[RECORDED DATA — start]
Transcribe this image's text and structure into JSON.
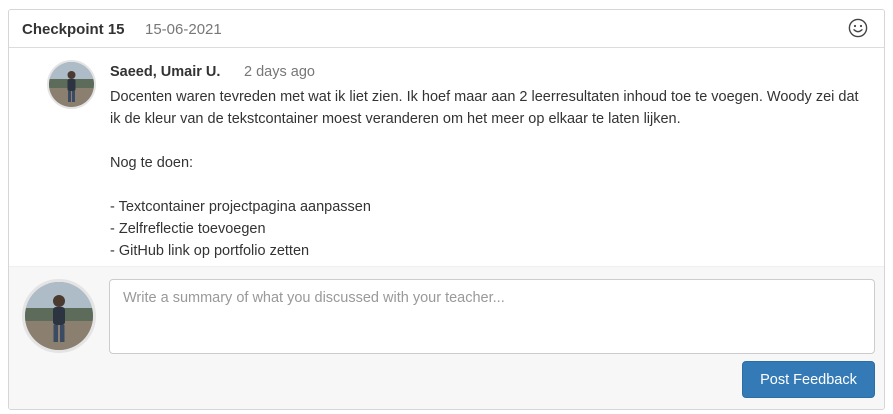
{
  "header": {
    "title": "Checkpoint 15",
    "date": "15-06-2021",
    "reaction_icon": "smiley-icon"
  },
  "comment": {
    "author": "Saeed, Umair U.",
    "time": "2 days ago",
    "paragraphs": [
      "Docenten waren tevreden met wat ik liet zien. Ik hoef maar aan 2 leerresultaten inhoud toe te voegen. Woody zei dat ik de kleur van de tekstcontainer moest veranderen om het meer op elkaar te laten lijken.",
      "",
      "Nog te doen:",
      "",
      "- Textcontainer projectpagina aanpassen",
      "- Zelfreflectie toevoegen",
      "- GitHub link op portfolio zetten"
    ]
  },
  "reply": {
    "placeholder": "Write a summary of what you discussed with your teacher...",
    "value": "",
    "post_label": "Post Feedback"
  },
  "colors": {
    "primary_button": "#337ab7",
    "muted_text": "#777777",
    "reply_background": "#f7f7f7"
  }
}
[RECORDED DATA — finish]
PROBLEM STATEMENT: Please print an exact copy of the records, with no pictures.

WRITTEN RESPONSE:
Transcribe this image's text and structure into JSON.
{
  "header": {
    "title": "Checkpoint 15",
    "date": "15-06-2021",
    "reaction_icon": "smiley-icon"
  },
  "comment": {
    "author": "Saeed, Umair U.",
    "time": "2 days ago",
    "paragraphs": [
      "Docenten waren tevreden met wat ik liet zien. Ik hoef maar aan 2 leerresultaten inhoud toe te voegen. Woody zei dat ik de kleur van de tekstcontainer moest veranderen om het meer op elkaar te laten lijken.",
      "",
      "Nog te doen:",
      "",
      "- Textcontainer projectpagina aanpassen",
      "- Zelfreflectie toevoegen",
      "- GitHub link op portfolio zetten"
    ]
  },
  "reply": {
    "placeholder": "Write a summary of what you discussed with your teacher...",
    "value": "",
    "post_label": "Post Feedback"
  },
  "colors": {
    "primary_button": "#337ab7",
    "muted_text": "#777777",
    "reply_background": "#f7f7f7"
  }
}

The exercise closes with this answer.